Now, for the problems. Most obvious is the lack of rapport between the ruled and the rulers: think of a planet with 10-15 billion people, ruled from the UN headquarters in New York: decrees flowing all the way to a village in Bangladesh would likely be subjected to multiple layers of interpretation, twisting and not-disinterested tweaking, as in popular jokes about military orders from generals down to soldiers.
The nationalist model is, by design, closer to the ruled. If you don’t like your globalist policies, there’s nothing you can do: even if the leading internationalist cabal was elective (which is highly unlikely, given the complications of setting up such an electoral system), any single constituency would be irrelevant from somebody who requires the consent of billions to govern. You would need to create a movement with hundreds of millions to even get a hearing from the top leadership.

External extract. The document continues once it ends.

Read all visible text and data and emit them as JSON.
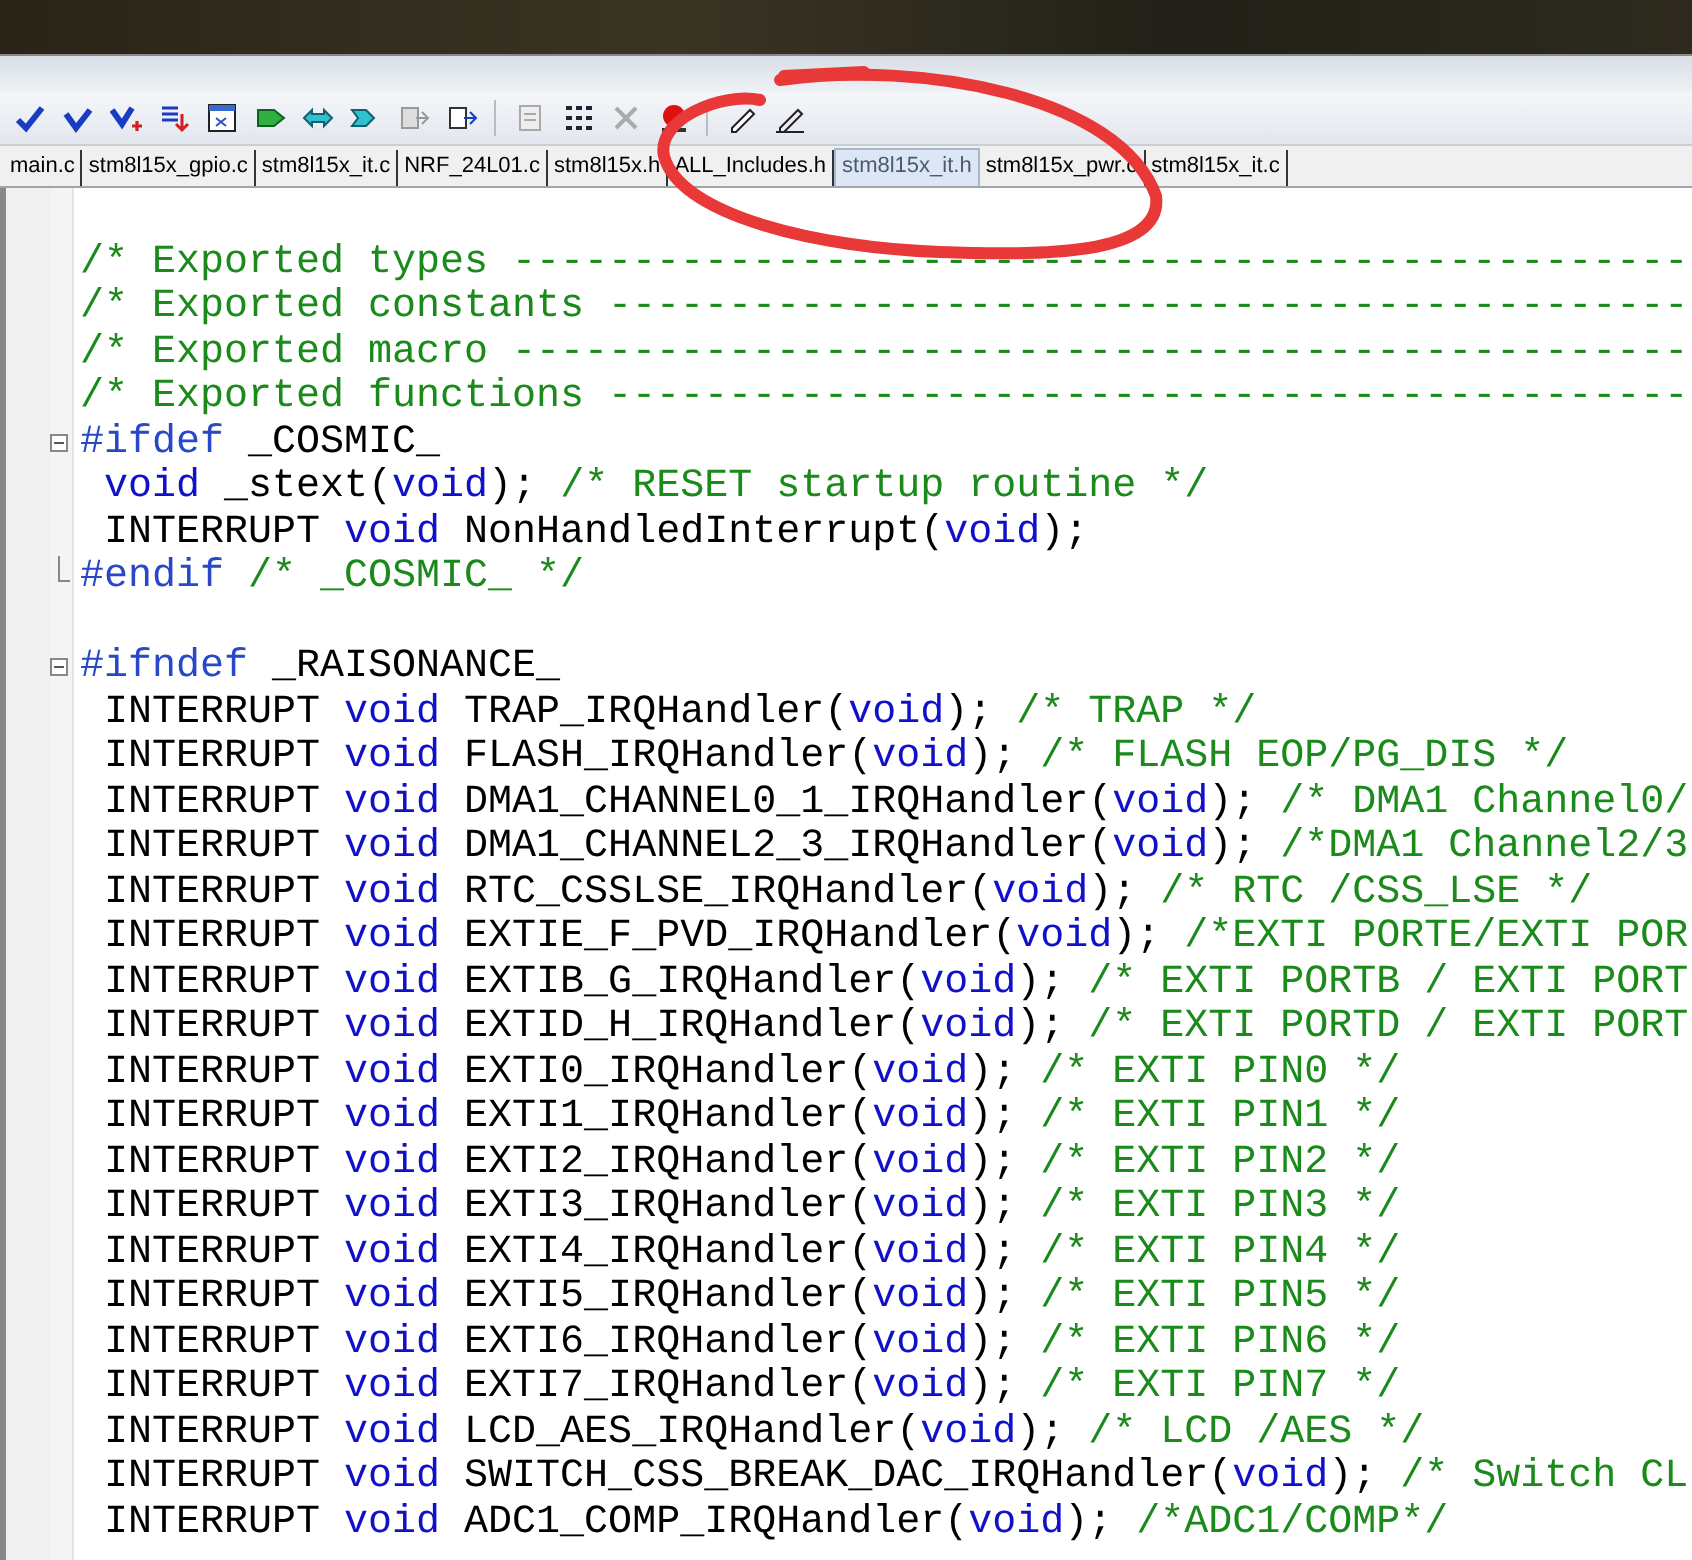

If you think the multi-billionaire lobbying industry of Washington DC is a disgrace and an affront to democracy, with globalism you’d be out of luck: any globalist center would be the target of incredibly massive attempts at lobbying, since the gains to be secured from favorable legislation would be equally enormous. Prepare to see millions of people employed in lobbying one single authority, in such a future.
These are relatively small objections, though. One can easily imagine the argument: for the worry about small constituencies losing all influence, we can have a blockchain-based system of appeals and notifications! (or something similarly trendy, circa 2019) One can picture a group of enlightened rulers creating a complex, comprehensive system through which they can realize that this or that email in the inbox is really important, because it refers to a genuine problem in, say, Tarancón, Cuenca province, Spain.
One can alternatively see the good people of Tarancón relying on the old, tried-and-tested method of sending a delegation to New York, a group of dignataries who will camp on the main gate of the rulers’ complex, perhaps for months, until somebody will meet with them. Different versions of this actually have happened in many large countries, from India to Russia, for centuries.
For the second objection, one can imagine a extraordinary, AI-supported system of centralized, optimized governance with multiple decision trees, that will make the lobbyists’ efforts moot, to the point that lobbyism ceases to be a lucrative industry and weeds come to grow on the lobbyists’ former haunts, such as plush office space and expensive restaurants in Manhattan. Unlikely, yes, but possible.
To me, the biggest problem with gigantic, centralized government is the third: how to stop the system from ossifying completely.
(*This, in my experience, is the typical ideological mindset of journalists, particularly foreign correspondents — I have met fewer sports reporters, say, than foreign correspondents, because of my long experience in prestige media.)
(**Reading this kind of thing, one gets the impression that many are already hard at work in creating such as confederacy, based in the U.S.)
(***A typically derisive word, but one that is very useful and should be adopted by globalists much like Democrats, Queers and Communists adopted insults as their own preferred descriptions.)
(**** “Nativists” is increasingly been used by opponents of nationalism to describe what I refer here as “nationalists.” I don’t know whether this term will stick. “Nationalist” is already used as a pejorative with some frequency, for example in this story in which a British gay man of Greek descent who lives in the US is described as a “nationalist” by a reporter whose distaste for the person and the ideology permeates the piece.)